* _EXERCISE BRIEF_:
Please report each line of the data below that contains "Adobe".
MATERIALS PROVIDED section start
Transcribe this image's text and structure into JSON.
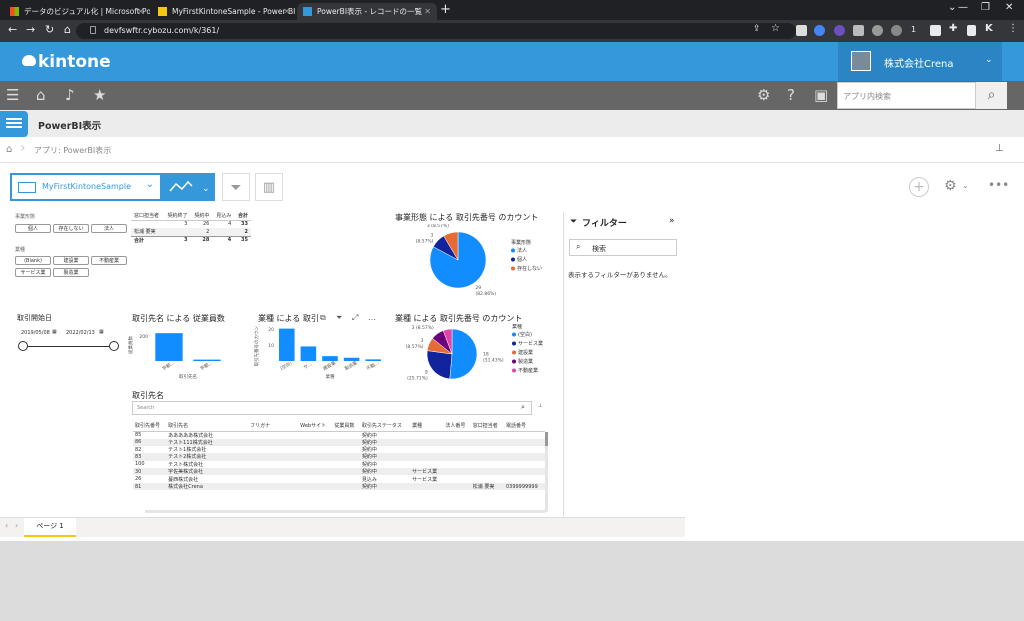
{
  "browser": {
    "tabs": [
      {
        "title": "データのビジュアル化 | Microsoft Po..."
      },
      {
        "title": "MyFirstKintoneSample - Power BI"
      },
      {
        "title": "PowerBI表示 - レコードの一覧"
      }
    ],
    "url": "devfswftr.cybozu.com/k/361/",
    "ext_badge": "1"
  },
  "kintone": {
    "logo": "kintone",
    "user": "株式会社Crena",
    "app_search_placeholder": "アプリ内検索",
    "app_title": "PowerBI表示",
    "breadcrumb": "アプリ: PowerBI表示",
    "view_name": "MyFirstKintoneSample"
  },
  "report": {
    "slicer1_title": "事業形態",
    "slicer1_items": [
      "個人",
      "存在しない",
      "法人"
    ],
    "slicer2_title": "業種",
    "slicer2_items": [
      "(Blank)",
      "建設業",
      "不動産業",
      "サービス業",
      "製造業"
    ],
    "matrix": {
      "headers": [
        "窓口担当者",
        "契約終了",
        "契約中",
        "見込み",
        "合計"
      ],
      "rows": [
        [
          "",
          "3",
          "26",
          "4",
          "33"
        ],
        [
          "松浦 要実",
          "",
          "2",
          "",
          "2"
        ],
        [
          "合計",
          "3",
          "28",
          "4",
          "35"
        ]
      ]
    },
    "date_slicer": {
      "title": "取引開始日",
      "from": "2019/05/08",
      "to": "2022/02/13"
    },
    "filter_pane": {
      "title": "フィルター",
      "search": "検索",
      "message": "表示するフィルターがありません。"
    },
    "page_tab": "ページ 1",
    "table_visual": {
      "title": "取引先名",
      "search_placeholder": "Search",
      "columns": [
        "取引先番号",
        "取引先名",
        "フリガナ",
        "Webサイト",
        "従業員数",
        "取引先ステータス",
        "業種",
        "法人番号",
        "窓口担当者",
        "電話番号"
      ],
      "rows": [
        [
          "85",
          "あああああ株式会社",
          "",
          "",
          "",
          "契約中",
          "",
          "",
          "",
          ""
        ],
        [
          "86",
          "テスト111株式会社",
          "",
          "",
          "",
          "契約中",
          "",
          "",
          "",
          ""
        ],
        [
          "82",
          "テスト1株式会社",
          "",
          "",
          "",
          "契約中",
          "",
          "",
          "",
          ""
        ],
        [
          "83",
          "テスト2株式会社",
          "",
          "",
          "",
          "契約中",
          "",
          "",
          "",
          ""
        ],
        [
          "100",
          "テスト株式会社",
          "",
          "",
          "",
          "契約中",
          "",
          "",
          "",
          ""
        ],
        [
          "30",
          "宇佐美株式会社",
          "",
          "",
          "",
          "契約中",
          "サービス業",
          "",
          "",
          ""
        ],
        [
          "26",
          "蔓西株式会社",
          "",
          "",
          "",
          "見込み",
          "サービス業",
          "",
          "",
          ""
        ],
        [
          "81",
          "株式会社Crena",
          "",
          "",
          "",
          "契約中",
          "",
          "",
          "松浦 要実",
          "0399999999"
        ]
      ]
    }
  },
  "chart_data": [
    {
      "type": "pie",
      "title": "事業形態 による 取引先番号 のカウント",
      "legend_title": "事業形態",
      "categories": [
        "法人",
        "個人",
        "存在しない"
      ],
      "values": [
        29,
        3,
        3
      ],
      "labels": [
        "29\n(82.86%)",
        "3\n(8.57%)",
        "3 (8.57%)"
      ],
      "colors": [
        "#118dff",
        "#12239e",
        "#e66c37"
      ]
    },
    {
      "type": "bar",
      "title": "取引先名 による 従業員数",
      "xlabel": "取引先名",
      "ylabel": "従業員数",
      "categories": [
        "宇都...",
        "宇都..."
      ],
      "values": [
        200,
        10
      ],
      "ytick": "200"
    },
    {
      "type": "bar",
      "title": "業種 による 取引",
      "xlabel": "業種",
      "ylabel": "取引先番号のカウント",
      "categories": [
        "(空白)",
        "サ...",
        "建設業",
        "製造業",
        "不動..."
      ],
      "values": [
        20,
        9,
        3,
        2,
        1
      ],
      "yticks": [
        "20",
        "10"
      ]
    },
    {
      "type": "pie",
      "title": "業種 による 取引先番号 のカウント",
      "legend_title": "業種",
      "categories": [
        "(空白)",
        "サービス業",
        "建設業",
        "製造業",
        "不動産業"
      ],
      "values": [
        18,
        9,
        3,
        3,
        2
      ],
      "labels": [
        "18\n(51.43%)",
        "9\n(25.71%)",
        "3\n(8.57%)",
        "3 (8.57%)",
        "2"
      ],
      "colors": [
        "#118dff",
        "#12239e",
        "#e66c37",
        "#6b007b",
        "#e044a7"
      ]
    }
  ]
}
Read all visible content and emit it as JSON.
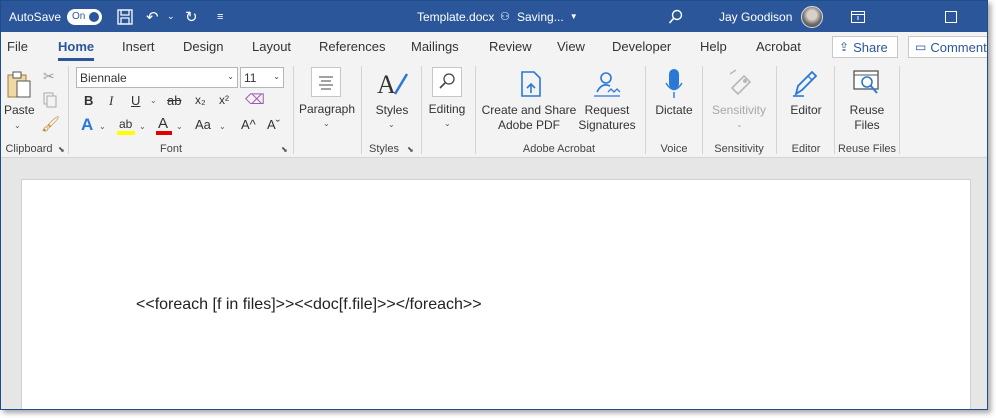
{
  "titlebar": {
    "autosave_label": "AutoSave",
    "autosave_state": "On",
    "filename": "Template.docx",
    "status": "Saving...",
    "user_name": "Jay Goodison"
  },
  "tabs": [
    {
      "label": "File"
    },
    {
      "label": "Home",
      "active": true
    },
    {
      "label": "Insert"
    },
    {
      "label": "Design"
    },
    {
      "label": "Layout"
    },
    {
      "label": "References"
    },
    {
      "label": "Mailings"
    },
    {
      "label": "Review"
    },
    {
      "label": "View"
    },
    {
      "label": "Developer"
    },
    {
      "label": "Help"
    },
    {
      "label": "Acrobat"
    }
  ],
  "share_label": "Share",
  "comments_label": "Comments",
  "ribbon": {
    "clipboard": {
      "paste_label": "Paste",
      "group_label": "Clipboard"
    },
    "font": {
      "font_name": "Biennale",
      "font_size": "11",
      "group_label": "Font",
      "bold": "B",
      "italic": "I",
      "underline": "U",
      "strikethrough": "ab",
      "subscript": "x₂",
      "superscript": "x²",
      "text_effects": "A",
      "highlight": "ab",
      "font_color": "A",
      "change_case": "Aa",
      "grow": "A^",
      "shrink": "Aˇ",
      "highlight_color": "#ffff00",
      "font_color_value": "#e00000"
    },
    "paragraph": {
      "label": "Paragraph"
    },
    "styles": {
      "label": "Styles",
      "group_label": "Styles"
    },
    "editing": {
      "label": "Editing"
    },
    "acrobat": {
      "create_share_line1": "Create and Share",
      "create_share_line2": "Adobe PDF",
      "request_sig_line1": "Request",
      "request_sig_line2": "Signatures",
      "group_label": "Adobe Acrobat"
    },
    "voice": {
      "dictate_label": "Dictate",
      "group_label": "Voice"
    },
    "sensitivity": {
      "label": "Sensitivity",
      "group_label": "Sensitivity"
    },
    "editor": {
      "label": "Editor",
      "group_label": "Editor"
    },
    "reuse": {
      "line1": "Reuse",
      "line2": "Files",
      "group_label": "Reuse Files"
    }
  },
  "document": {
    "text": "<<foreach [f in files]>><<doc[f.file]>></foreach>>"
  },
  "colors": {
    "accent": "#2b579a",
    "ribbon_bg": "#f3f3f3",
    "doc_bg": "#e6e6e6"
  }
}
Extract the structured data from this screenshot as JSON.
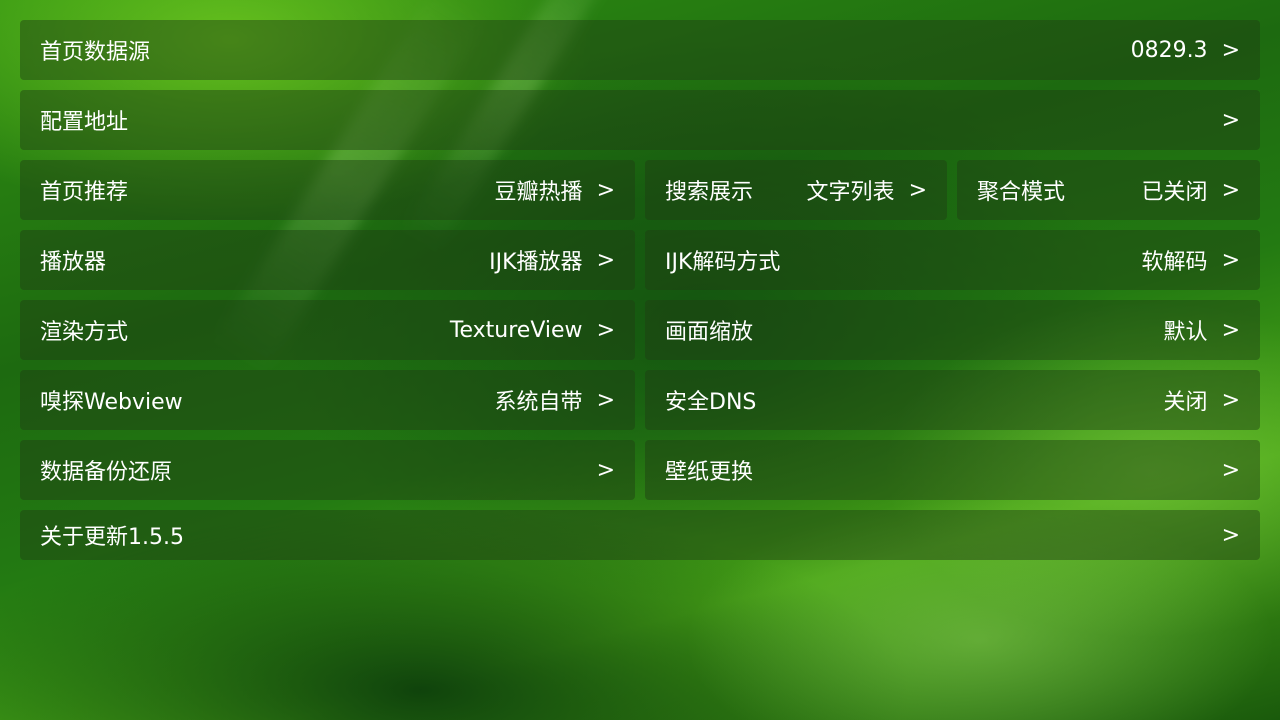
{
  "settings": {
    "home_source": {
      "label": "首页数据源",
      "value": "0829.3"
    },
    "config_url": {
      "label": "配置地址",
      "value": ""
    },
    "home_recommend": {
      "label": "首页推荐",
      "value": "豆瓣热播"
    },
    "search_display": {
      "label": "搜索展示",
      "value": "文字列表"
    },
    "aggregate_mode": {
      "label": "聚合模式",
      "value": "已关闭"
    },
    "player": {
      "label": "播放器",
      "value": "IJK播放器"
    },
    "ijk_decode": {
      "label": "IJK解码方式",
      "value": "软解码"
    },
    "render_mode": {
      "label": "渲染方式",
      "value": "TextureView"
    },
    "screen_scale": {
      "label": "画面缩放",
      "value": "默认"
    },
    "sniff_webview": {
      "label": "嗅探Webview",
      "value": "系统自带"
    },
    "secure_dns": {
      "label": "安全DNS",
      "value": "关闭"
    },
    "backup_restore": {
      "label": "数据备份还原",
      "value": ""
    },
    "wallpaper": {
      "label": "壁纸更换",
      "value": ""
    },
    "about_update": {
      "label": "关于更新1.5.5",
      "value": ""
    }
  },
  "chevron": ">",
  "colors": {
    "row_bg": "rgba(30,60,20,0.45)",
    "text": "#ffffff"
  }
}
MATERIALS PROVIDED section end
* _ANSWER SPACE_:
      "create_share_line2": "Adobe PDF",
      "group_label": "Adobe Acrobat"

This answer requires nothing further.